I plan to continue using social media for career development and appreciate that these free, easy-to-use tools are available to us.
I have never had a mentor, other than for specific projects. For one of my college classes, we had a weekly email exchange with an experienced teacher to ask questions about the profession. I student taught with a very knowledgeable veteran teacher in Elkhorn. At the Nebraska Library Leadership Institute I attended last month, we had two mentors assigned to our group. They were very helpful and forthcoming with advice and information.
Most of the skills I have come from observing people who do things well and emulating their techniques. My customer service skills come from time spent hanging around a retail manager. My child disciplining skills come from the countless teachers I observed during undergraduate field experiences and as a classroom paraprofessional.
I would like to find a mentor at this point in my career, either formal or informal. The CPD23 post about mentoring suggested some unique avenues for finding a mentor I had not considered. The New Members Round Table of the Nebraska Library Association has talked about reviving its mentoring program this fall. This is something I will volunteer to coordinate, because I think it would be helpful for many. I am interested to hear how other people have found mentors and their thoughts on the value of being a mentor and/or mentee.
I started working in libraries by accident. It was never a career that had crossed my mind. I grew up in a small town that didn’t have a library, so I never spent much time at the library. I wanted to be an elementary teacher. After college, I moved to Aurora, Colorado. I worked as a paraprofessional for Denver Public Schools for a year, then began applying for teaching jobs. I sent out dozens of applications with very little response. Feeling defeated, I started looking for other jobs. I saw an opening at the public library and applied there as a backup. I finally landed an interview for a 3rd grade teaching position. The same day, I was called to interview for the library assistant position. I interviewed at the school one day, the library the next. A day later, I was offered the library job. (I was later informed that they chose someone with experience for the teaching job.)
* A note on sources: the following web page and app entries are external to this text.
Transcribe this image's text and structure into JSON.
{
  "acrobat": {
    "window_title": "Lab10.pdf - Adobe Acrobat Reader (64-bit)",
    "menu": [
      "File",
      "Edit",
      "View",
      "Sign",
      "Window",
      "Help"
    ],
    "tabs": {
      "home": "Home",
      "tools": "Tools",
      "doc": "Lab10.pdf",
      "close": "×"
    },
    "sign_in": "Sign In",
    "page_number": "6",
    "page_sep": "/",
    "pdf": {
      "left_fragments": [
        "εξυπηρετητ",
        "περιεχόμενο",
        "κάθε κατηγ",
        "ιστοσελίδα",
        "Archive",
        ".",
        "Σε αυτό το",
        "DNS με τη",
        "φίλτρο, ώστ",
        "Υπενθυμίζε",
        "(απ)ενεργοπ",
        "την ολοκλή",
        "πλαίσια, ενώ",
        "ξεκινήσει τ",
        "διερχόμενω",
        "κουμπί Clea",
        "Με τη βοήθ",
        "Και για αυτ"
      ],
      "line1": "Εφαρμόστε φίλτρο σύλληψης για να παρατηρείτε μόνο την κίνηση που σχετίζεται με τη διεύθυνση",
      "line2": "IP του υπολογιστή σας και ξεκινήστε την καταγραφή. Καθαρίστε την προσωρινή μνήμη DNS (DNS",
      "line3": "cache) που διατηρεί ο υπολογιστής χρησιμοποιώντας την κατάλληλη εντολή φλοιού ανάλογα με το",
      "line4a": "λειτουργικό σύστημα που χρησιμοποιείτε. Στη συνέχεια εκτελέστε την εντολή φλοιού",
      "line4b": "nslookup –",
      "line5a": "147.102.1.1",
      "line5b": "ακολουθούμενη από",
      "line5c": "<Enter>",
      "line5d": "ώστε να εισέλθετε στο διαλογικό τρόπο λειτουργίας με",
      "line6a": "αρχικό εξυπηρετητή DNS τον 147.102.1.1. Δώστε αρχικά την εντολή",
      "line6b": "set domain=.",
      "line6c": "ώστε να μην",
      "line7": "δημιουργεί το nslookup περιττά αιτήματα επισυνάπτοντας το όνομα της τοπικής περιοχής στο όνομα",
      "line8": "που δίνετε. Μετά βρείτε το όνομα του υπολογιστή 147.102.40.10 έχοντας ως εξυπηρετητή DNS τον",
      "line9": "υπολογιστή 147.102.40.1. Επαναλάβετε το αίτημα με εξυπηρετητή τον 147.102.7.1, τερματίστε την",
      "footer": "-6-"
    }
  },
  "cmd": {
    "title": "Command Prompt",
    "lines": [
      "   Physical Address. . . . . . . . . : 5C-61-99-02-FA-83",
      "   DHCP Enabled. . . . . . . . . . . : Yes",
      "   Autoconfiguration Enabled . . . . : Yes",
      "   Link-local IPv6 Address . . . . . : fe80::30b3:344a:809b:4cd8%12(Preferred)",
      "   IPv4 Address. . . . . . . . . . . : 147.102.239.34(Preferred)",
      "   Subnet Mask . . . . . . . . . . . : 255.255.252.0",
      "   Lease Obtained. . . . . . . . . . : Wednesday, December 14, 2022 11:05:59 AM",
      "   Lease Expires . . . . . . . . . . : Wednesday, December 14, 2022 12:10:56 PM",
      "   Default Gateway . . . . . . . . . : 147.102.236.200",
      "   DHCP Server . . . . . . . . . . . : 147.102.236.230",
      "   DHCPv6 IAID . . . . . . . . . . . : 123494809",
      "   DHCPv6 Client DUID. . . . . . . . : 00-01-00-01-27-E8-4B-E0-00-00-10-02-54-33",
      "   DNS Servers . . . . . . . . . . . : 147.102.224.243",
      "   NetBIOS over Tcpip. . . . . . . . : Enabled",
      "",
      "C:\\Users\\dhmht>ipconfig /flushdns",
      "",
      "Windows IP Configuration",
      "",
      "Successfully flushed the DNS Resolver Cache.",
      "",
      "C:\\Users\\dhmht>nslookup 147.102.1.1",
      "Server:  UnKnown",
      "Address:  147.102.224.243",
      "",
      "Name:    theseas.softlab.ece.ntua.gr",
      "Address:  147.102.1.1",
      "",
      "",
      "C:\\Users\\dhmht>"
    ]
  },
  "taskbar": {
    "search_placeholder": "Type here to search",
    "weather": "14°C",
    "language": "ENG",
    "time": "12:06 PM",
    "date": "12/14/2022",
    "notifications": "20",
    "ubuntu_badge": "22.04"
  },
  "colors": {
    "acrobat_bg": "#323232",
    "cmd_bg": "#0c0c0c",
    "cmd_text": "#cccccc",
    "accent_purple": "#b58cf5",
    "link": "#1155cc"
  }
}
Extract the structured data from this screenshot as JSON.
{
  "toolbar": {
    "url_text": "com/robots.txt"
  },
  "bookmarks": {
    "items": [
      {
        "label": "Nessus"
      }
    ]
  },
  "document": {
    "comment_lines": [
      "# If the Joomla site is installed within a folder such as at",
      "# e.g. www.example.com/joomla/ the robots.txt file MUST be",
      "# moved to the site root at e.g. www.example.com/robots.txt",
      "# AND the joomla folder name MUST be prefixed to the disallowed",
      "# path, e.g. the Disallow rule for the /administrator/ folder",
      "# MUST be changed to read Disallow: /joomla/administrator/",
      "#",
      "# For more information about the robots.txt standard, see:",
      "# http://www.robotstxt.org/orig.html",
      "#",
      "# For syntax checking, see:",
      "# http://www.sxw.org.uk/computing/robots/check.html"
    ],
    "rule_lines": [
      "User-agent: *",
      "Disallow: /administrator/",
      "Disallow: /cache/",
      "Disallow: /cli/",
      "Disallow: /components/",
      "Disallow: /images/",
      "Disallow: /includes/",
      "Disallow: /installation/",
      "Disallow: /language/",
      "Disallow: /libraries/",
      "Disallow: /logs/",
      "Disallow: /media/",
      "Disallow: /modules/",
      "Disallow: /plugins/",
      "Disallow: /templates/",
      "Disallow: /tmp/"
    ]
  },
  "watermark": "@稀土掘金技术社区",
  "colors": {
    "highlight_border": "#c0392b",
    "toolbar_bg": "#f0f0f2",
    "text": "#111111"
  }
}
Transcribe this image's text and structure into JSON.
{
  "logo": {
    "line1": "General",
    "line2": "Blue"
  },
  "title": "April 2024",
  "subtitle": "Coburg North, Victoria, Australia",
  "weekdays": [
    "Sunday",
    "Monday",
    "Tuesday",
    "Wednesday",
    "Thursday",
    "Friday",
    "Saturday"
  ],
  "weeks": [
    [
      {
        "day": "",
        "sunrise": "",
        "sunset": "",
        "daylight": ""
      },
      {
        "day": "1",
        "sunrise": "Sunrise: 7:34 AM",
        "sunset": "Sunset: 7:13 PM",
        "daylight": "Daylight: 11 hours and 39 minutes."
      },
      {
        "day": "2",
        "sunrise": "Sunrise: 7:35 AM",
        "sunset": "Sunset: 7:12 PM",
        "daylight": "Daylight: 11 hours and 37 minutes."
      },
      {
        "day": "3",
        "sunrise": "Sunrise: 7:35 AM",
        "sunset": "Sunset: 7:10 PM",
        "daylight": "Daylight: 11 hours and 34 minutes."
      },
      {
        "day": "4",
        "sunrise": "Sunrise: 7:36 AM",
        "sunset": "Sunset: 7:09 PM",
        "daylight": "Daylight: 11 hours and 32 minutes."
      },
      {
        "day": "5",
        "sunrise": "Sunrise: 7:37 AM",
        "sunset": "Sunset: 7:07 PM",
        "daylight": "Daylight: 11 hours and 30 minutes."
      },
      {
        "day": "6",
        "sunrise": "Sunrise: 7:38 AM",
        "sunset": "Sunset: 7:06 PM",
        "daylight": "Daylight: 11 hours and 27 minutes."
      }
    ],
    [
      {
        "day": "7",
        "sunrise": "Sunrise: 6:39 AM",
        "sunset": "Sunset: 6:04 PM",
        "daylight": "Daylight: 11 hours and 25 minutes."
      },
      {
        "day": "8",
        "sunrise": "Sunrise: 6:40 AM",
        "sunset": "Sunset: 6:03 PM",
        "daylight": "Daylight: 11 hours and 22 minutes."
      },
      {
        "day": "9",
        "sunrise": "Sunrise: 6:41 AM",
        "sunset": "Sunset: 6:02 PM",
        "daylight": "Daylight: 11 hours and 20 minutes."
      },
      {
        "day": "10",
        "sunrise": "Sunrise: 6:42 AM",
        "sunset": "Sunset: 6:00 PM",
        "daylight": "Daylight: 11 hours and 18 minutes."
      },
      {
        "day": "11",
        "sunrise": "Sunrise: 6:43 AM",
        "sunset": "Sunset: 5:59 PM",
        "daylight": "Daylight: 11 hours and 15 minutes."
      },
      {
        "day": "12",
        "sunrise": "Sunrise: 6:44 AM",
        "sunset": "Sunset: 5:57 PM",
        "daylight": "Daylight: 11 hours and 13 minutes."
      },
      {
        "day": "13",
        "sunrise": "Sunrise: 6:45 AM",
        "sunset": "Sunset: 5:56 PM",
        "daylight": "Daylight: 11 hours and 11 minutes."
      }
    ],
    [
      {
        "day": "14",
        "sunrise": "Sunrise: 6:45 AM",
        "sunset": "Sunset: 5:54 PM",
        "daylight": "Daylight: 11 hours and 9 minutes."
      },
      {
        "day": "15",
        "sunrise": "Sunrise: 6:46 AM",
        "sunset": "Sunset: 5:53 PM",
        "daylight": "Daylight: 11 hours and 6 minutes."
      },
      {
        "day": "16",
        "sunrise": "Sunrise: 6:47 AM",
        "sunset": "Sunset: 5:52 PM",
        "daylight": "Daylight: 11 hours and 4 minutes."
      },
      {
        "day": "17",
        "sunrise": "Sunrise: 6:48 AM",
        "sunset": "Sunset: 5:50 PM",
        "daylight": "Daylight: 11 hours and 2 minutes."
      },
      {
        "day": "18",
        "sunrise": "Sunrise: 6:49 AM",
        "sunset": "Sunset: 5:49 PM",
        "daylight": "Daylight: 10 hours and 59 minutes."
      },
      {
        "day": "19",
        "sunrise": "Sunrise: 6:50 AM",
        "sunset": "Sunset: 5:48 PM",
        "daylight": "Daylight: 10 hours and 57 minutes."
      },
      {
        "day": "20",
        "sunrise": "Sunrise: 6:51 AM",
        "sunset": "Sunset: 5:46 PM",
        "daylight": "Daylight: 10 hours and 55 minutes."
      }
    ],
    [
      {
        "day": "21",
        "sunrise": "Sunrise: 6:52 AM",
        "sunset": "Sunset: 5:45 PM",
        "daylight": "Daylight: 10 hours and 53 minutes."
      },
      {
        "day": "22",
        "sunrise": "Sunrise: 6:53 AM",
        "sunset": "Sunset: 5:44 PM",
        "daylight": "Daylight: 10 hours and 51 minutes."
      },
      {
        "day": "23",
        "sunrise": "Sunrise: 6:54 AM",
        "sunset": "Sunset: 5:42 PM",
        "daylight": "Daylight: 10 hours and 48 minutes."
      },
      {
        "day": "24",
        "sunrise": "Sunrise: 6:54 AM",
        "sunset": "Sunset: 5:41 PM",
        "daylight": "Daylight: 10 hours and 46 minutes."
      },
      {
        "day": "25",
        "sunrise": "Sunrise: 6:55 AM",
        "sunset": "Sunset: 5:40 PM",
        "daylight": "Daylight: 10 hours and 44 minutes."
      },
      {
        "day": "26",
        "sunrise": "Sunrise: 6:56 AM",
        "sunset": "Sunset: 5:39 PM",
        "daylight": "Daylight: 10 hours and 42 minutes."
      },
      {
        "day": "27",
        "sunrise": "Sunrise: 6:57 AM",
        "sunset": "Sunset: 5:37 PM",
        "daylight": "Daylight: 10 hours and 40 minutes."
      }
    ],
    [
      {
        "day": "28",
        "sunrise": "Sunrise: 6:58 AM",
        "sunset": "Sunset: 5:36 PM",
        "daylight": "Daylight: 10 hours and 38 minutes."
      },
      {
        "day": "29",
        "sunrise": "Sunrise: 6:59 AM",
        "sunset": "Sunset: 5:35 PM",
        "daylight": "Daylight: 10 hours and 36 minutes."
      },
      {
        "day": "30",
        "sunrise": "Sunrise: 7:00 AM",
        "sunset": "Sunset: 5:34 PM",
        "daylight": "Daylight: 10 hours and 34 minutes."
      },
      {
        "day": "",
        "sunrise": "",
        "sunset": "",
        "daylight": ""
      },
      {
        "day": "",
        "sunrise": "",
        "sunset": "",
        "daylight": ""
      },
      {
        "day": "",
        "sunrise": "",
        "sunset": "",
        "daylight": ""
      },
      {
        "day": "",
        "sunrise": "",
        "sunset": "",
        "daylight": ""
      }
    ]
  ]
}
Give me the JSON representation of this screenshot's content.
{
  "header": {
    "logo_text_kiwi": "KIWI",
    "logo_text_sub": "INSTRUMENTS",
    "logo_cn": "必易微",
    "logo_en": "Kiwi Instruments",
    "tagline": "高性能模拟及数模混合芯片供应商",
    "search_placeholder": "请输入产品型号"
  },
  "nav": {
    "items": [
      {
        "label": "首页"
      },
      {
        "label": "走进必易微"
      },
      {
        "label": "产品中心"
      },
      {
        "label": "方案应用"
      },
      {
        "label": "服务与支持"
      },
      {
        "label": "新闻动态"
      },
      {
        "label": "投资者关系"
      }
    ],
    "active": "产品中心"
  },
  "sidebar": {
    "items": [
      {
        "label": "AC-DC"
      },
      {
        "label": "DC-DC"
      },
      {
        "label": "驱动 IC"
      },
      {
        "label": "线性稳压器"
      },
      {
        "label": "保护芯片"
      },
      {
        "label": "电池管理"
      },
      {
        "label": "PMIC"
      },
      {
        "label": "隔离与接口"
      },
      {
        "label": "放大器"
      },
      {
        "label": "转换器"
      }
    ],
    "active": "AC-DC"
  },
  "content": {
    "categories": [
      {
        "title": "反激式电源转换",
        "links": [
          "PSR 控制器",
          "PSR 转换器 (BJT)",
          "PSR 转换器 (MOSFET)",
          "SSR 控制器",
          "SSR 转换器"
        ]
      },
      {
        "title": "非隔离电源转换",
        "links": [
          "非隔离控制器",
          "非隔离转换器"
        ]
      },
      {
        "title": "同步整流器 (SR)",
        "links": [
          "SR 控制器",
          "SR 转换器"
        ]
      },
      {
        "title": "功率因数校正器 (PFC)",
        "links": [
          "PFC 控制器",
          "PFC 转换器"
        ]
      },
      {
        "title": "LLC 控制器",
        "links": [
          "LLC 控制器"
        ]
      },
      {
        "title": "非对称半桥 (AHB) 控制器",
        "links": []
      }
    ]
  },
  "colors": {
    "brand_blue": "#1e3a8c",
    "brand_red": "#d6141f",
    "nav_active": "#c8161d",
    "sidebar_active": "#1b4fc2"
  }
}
As I learned the library assistant job, I realized that it had the fun parts of teaching (helping people, research, teaching classes) without the bad parts of teaching (politics, standardized tests, angry parents, disciplining a classroom of 35+ kids). I worked there for almost two years before I moved to a new city and a new job. As an assistant librarian in the young adult department of a suburban library, I discovered my passion for programming, outreach, and marketing, as well as working with teens.
I moved back to my home state of Nebraska after almost three years working in YA. I’m now a part-time library assistant for Lincoln City Libraries. Working at a branch library means doing a little bit of everything. However, working part-time means I miss out on doing special projects and programs.
From 2009 to 2010, I worked on my MLS online through Clarion University. I graduated last December. Now I’m looking for that elusive full-time professional position. I would love to work in youth services and do programming and outreach. But with tight budgets all around, library positions are few and far between. In a year and a half, changes will take place in my personal life that will allow me the flexibility to move. In the meantime, I will continue to work as a library assistant and participate in professional development activities to keep my skills sharp and my options open.